View this email on the web
Sample Dental, LLC.
At Sample Dental we hope to provide all of your dental services and meet your dental needs

Use this space to enter a brief, personalized message or offer for your patients.

Kids exposed to smoke are more likely to get cavities

Researchers have discovered one more reason to not smoke, especially around kids: A recent study found that children exposed to secondhand tobacco smoke had double the risk of getting cavities.

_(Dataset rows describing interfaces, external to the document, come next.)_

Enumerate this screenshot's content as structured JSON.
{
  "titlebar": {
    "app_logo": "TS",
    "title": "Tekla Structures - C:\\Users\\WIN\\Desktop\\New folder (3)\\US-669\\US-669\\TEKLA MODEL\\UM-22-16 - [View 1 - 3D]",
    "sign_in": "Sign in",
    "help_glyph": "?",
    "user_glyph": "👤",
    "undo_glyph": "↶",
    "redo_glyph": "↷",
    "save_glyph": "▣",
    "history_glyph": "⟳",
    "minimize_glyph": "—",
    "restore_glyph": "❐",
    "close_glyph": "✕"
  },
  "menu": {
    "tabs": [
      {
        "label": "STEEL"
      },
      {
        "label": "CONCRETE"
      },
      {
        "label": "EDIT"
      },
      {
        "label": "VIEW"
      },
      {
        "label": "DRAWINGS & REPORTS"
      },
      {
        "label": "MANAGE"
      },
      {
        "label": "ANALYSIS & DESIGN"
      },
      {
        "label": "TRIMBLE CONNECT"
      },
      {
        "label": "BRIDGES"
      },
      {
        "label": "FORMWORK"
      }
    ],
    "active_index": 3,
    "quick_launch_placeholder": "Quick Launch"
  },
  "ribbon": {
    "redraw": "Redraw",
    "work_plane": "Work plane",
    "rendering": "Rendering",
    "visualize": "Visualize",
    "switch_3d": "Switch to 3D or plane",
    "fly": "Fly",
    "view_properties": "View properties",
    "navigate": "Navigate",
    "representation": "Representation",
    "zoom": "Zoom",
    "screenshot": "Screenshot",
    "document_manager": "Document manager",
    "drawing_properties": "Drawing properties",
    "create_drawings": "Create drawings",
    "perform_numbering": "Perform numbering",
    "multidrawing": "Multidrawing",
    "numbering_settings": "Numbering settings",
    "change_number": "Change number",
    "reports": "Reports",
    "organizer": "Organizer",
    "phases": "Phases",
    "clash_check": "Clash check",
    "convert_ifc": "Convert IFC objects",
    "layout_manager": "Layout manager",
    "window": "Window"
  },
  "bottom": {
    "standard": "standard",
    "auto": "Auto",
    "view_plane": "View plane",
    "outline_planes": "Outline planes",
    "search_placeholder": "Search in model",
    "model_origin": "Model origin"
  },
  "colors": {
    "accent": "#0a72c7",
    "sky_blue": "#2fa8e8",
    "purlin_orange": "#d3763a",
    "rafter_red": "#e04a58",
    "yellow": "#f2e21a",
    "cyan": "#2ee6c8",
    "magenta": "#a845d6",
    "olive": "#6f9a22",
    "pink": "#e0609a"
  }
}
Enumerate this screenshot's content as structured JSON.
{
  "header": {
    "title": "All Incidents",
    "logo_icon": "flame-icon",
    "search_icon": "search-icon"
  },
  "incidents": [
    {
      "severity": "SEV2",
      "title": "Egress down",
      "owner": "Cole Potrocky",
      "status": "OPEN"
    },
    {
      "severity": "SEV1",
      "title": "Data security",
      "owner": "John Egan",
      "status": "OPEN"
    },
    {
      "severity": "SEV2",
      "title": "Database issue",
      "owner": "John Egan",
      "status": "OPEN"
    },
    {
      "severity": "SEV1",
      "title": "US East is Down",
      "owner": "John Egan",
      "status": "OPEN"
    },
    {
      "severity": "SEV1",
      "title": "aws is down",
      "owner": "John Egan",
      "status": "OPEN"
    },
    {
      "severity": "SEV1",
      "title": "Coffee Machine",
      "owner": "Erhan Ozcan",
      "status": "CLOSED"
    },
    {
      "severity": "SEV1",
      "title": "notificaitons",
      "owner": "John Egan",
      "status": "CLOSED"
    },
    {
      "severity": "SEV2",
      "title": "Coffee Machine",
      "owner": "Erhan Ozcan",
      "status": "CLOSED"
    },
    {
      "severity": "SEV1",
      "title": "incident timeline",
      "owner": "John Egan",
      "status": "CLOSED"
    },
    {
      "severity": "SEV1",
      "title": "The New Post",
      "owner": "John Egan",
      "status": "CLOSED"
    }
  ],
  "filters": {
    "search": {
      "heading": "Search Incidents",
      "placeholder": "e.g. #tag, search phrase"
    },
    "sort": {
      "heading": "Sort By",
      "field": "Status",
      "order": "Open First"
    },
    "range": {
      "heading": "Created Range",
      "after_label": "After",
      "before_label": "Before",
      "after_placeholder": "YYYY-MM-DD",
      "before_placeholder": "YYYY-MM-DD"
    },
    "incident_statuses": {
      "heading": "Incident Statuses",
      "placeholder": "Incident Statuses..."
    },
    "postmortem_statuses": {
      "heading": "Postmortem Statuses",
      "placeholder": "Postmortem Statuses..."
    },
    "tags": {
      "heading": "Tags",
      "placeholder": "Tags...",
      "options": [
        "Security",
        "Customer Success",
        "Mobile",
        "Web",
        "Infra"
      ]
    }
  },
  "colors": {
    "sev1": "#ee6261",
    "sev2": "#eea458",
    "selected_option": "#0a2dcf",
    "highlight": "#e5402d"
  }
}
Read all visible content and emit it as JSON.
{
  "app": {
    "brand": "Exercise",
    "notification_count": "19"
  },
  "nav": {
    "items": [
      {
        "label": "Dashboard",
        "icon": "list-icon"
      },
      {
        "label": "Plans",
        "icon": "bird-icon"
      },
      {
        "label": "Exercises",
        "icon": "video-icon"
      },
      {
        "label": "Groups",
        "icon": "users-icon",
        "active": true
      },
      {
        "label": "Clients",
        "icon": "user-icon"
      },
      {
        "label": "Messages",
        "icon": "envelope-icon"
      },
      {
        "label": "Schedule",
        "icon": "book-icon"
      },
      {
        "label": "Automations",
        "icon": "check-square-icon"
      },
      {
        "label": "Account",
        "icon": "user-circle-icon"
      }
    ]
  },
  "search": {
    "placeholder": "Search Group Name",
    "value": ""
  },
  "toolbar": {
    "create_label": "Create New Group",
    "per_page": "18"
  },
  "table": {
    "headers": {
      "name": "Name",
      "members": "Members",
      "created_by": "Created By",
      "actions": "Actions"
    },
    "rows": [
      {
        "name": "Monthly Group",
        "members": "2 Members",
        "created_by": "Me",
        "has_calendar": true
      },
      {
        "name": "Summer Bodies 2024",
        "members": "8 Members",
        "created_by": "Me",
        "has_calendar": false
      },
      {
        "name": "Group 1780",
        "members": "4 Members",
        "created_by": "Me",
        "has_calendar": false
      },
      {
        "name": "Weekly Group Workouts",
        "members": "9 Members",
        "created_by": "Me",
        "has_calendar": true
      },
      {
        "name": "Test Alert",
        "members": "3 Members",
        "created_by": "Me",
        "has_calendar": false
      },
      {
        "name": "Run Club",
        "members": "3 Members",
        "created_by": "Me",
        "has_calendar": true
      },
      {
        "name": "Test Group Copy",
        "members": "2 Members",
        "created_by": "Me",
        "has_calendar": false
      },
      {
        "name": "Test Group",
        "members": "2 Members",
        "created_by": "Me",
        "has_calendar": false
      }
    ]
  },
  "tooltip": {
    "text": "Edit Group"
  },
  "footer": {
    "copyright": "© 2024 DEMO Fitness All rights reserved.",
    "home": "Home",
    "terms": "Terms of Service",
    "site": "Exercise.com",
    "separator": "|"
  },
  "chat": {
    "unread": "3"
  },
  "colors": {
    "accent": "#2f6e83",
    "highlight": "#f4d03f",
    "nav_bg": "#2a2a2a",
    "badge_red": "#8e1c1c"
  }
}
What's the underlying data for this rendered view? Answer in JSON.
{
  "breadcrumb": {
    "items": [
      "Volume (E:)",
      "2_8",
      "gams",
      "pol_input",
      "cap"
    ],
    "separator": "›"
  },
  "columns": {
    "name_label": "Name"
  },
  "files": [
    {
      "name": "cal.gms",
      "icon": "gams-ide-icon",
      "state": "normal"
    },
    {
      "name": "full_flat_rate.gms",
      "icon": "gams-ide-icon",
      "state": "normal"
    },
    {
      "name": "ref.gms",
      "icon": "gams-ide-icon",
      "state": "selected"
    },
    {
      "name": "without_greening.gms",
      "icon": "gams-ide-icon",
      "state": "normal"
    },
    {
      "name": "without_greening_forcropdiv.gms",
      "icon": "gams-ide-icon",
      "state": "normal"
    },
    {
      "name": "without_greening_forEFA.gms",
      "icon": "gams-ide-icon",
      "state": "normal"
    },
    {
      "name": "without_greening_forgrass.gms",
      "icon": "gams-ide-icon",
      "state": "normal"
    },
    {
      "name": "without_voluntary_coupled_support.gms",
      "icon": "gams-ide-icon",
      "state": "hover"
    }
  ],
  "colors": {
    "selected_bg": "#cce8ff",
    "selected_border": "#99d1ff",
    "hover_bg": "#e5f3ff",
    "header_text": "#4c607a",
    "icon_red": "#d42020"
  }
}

The study looked at the health records of nearly 77,000 Japanese children, ranging from newborns to 3-year-olds. The researchers found that children exposed to tobacco smoke at 4 months old had almost twice the risk of getting cavities in their baby teeth. The researchers also found that children who lived with family members who smoked had significantly more decayed, missing, or filled teeth.

The study also found differences in the oral health practices of children exposed to secondhand smoke compared with children who were not. For instance, the kids exposed to tobacco smoke were less likely to regularly brush their teeth. They were also more likely to drink juice, which can decay teeth.

Secondhand smoke affects children’s teeth

It is important to remember with studies like this that correlation does not necessarily mean causation, and the study’s authors even concluded that it is impossible to determine whether secondhand smoke exposure caused the increase in cavities.

However, there is plenty of research that has linked secondhand smoke exposure to getting cavities in baby and permanent teeth. And when an estimated 40% of children around the world are exposed to secondhand smoke, it would be unwise to not consider the risks of smoking around kids.

For example, when children are exposed to secondhand smoke, they have less of an antibody called IgA in their saliva and more sialic acid levels. IgA helps protect children and adults from cavities, whereas sialic acid leads to plaque and cavities.

Secondhand smoke can lead to oral health (and overall health) problems by also causing the following:

  • Oral inflammation
  • A decrease in vitamin C levels
  • Dysfunction of the immune system

4 tips for healthy smiles

Besides not smoking around kids, parents and caregivers can take other steps to ensure that children have healthy smiles. The American Dental Association lists four tips to help keep kids’ mouths healthy:

  1. First tooth = first dental visit: As soon as the first tooth appears, schedule the child's first dental visit and continue checkups as recommended.
  2. Don’t share spit: The bacteria that causes cavities is passed through saliva, so don’t “clean” items with saliva.
  3. Brushing begins with the first tooth: Don’t wait until all of a child's baby teeth have come in to begin brushing. Make sure to begin toothbrushing with a baby’s first tooth.
  4. Reward good behavior: Keep a sticker chart to reward brushing, and play videos or songs to help get kids in the habit of brushing for a full two minutes.

Do not reply to this e-mail as it was sent from an unmonitored account.

Unsubscribe from the Practice Connect Mailings.

Email sent to: .

IMV Publishing/Practice Connect, 1350 North Kolb Road, Suite 215, Tucson, AZ 85715 USA - (520) 298-1000

Page 1 of 100
Next Page